*** Block opens ***

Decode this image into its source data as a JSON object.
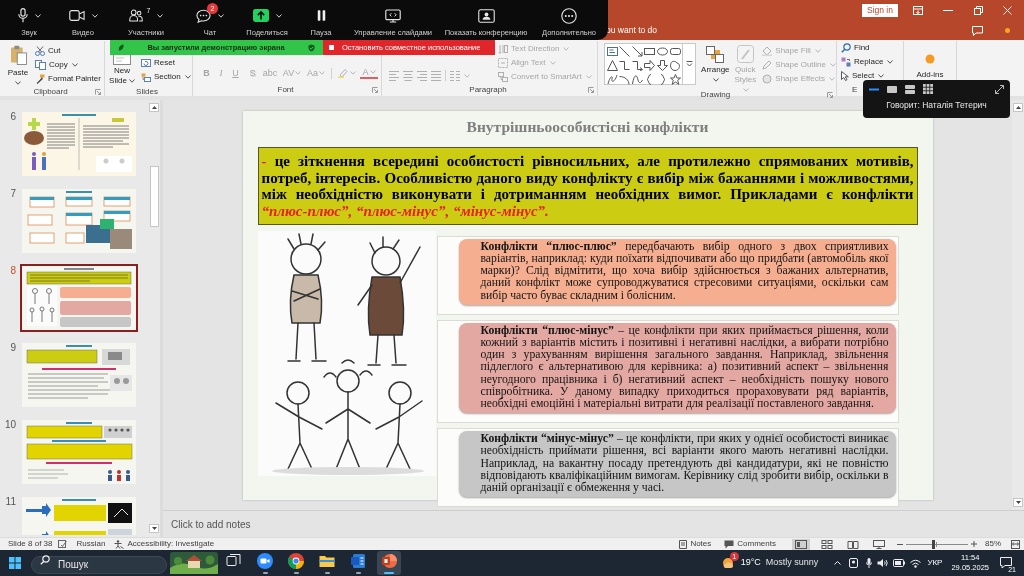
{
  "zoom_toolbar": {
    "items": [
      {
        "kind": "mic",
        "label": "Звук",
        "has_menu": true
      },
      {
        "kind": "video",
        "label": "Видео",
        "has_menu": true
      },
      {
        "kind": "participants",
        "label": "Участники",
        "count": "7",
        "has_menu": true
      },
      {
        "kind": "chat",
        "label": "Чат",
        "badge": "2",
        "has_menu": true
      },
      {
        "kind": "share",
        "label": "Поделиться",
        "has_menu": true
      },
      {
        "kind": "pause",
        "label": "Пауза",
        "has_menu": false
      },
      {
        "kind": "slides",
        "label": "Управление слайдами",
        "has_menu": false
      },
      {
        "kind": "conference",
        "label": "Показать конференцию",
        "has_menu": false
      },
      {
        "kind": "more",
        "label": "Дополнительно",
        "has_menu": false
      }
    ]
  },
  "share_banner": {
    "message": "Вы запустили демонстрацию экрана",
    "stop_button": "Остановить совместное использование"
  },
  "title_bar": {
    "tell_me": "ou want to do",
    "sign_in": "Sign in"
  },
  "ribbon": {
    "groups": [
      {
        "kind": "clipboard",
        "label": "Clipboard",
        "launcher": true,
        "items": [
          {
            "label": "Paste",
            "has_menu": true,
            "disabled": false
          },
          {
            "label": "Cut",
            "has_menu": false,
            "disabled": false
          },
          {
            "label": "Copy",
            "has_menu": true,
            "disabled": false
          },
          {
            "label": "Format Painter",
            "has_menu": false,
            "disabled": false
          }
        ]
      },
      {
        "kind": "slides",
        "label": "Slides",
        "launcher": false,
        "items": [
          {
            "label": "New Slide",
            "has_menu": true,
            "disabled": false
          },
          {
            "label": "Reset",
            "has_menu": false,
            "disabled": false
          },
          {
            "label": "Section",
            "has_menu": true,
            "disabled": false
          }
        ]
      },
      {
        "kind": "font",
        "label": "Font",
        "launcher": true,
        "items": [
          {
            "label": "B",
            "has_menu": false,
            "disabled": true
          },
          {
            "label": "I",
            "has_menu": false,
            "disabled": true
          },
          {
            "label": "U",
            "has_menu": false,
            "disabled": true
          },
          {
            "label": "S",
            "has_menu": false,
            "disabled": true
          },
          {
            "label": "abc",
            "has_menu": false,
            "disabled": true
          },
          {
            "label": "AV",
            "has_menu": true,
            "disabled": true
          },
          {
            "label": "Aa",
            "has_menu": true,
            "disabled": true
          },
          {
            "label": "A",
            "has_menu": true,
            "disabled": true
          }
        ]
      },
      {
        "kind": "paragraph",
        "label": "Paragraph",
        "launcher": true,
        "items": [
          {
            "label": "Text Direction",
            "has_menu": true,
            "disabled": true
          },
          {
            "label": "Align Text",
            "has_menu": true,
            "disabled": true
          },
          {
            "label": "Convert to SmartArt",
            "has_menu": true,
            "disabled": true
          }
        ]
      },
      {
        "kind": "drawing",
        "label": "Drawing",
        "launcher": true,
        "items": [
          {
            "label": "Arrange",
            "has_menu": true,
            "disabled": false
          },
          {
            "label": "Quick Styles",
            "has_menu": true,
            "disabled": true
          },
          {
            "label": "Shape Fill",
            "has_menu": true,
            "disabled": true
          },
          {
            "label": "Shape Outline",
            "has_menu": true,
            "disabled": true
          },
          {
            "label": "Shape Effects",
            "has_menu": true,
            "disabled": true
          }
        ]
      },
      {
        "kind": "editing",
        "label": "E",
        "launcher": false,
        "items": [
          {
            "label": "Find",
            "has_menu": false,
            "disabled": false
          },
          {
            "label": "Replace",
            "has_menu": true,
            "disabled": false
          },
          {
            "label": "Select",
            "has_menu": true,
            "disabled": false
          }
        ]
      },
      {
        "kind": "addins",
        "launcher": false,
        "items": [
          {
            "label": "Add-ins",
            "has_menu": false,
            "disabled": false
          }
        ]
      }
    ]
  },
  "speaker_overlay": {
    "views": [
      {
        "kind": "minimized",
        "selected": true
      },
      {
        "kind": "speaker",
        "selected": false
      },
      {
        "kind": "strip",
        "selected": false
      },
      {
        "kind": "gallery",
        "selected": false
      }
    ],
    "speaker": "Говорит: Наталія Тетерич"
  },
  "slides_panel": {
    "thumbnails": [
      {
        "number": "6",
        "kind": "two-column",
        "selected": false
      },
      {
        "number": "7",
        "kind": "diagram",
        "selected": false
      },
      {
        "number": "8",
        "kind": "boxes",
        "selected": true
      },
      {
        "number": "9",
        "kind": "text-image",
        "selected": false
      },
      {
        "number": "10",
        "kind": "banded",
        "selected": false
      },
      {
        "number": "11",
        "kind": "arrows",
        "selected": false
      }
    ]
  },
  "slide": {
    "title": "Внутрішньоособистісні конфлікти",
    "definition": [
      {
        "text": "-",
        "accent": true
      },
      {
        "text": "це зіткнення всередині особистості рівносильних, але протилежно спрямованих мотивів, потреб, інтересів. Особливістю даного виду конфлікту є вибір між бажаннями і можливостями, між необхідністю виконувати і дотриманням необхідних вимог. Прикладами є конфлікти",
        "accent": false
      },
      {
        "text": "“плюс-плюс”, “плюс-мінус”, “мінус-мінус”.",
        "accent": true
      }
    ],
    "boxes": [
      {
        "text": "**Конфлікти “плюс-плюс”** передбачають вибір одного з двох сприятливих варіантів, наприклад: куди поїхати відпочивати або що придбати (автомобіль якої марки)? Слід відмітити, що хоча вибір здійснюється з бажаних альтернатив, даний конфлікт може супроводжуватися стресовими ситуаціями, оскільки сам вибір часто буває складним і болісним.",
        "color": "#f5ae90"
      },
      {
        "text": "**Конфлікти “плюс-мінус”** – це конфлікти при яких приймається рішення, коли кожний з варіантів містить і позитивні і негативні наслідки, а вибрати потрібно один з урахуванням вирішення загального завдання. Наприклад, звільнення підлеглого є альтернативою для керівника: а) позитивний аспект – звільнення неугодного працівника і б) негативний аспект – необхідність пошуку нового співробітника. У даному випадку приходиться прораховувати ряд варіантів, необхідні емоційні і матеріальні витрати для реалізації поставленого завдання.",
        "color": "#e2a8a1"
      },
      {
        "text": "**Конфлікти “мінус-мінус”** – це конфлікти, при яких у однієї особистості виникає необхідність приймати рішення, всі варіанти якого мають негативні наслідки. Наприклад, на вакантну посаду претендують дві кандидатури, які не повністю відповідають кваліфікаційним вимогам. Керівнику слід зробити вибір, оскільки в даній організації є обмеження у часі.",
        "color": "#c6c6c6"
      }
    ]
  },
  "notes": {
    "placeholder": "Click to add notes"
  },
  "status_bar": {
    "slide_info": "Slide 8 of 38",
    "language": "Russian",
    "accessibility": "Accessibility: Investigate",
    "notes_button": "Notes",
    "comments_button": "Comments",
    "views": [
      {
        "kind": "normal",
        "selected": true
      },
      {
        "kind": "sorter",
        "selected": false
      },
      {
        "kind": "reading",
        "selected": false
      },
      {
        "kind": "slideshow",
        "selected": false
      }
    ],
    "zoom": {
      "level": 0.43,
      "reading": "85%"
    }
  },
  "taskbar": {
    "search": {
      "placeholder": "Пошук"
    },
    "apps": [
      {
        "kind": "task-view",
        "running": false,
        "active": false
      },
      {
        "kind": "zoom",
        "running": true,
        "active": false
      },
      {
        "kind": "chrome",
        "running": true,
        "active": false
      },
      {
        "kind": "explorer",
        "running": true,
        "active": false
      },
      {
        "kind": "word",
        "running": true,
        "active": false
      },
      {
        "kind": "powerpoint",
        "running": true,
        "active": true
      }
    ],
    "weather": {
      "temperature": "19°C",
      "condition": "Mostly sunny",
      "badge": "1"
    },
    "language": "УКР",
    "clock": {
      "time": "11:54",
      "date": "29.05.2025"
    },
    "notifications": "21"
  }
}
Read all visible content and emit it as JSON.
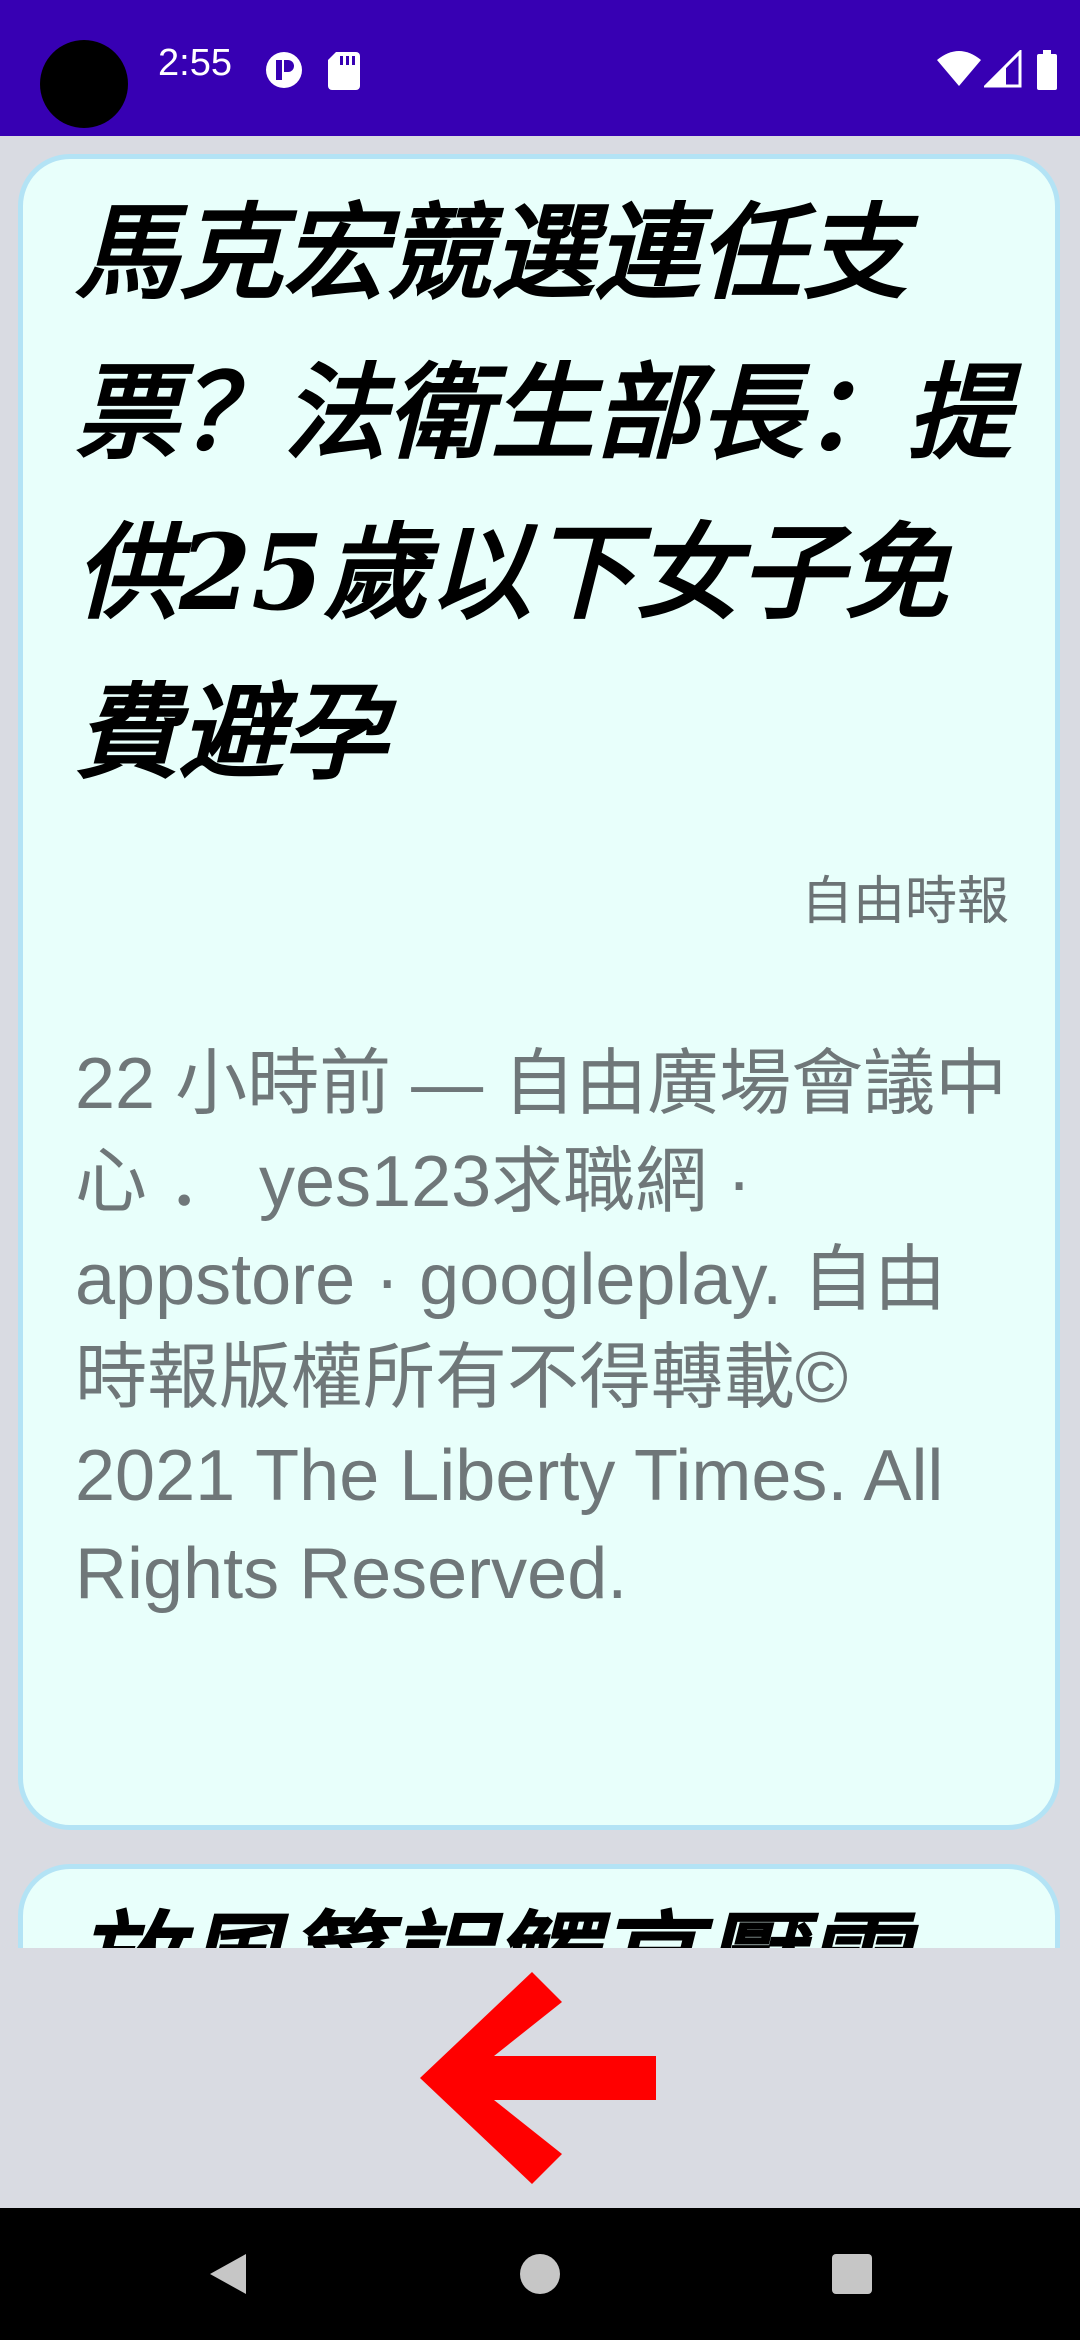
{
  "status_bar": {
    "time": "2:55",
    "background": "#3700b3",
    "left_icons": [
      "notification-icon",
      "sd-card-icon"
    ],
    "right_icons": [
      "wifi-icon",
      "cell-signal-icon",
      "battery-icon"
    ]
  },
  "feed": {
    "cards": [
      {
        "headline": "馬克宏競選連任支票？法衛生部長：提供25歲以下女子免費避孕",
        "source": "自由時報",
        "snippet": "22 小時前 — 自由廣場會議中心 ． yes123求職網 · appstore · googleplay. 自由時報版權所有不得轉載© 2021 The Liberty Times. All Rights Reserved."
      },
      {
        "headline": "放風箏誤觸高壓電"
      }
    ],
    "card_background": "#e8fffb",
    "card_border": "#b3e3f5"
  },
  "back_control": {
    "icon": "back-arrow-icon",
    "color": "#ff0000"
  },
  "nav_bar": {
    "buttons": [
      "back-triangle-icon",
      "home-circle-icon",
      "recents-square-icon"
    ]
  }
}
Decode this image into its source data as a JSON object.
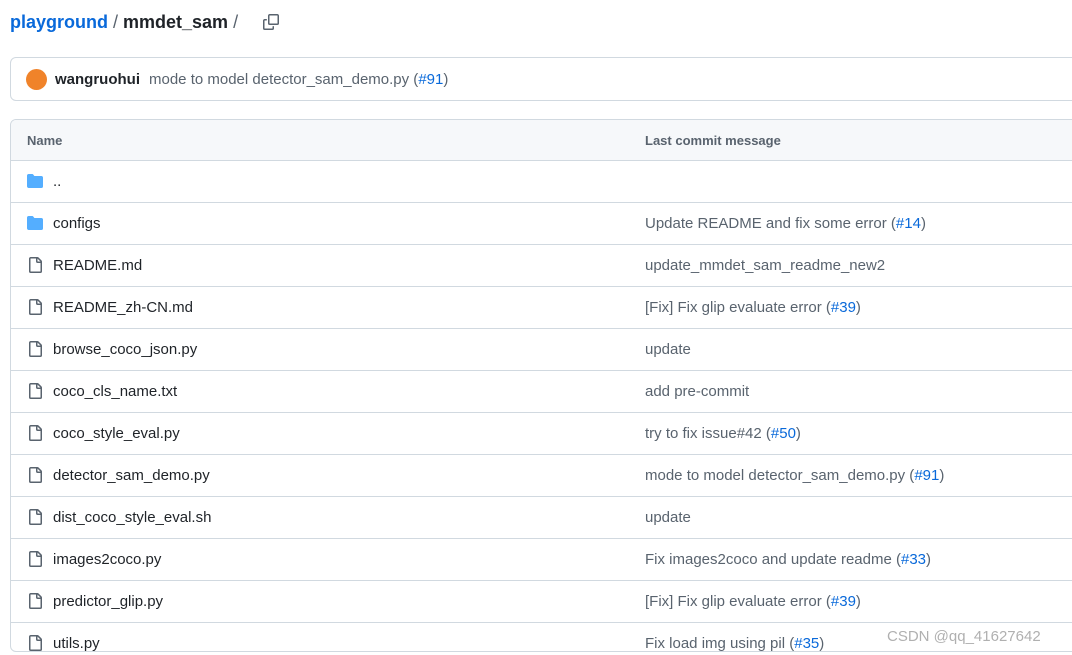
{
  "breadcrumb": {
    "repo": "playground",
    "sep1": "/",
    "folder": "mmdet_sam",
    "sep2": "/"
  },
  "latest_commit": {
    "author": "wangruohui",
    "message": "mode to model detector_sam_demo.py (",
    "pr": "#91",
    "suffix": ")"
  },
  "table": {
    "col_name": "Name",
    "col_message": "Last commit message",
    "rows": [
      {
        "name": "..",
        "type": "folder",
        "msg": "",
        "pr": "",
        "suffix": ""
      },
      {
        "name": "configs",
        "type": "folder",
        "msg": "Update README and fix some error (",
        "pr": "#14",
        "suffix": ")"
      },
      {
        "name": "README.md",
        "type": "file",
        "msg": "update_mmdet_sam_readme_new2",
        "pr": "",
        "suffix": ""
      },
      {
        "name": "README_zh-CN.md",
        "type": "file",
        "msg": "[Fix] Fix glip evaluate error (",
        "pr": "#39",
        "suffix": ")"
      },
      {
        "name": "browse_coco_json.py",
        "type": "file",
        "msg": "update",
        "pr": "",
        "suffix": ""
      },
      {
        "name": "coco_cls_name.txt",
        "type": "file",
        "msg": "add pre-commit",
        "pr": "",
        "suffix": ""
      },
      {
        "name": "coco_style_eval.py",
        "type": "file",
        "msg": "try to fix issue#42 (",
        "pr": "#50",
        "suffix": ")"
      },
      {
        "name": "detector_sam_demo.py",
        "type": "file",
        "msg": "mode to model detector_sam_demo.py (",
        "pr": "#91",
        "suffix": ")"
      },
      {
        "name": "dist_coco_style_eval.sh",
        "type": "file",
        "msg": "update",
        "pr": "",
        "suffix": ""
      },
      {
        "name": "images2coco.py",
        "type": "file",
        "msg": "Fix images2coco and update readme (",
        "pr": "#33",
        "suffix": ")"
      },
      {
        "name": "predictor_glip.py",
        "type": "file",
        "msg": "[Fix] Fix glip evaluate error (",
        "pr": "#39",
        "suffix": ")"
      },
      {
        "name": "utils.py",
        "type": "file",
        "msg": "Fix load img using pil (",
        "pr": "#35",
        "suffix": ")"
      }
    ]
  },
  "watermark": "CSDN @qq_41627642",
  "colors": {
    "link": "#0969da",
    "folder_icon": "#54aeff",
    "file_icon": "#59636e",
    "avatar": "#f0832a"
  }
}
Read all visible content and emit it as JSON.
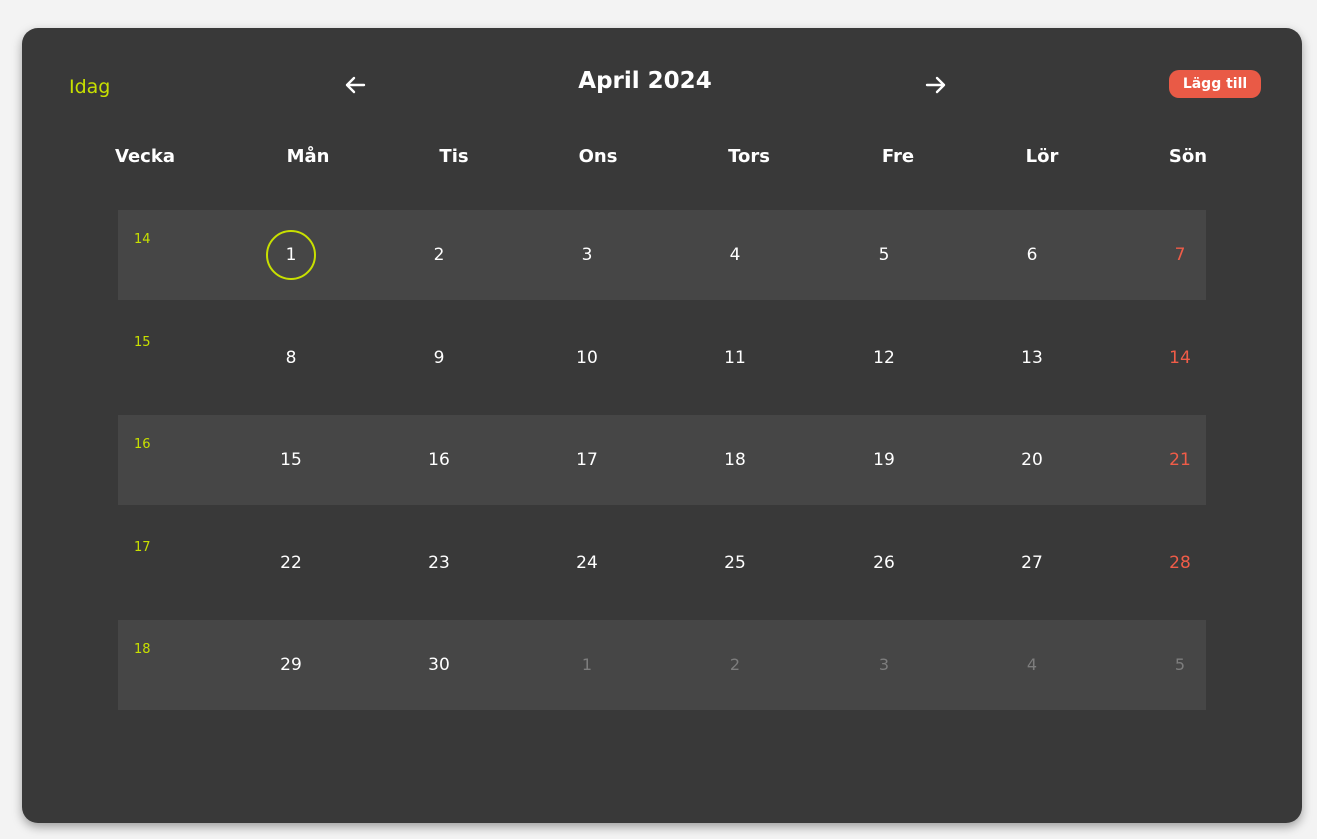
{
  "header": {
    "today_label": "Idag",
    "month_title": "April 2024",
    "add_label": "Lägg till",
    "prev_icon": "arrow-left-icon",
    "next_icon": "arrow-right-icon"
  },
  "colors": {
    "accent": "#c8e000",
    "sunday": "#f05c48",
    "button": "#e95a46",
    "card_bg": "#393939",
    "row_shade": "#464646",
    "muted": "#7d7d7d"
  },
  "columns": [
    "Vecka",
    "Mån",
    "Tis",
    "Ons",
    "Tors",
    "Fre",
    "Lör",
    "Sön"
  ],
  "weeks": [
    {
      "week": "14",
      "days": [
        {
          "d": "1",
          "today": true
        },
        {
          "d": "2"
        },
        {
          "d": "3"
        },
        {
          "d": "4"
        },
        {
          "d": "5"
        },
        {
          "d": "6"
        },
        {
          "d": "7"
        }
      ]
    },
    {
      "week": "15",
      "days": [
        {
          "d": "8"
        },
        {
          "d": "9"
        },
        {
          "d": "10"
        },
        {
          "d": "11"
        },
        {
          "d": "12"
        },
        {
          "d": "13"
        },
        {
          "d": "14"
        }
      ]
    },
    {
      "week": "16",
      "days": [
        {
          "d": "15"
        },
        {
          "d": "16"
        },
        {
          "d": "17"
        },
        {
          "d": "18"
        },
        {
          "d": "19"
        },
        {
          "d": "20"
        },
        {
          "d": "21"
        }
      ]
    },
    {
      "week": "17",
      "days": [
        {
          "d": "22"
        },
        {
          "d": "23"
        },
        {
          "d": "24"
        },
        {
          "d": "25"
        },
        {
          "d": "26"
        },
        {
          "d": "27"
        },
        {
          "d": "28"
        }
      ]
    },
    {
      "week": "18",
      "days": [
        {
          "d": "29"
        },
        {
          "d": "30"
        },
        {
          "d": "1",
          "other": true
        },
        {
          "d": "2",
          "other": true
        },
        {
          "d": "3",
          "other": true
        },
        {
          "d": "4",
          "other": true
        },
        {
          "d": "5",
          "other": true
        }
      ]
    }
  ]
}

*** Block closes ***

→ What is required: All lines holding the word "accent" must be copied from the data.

→ Solution for this task:
        "accent": true
        "accent": false
        "accent": true
    "accent": "#c8e000",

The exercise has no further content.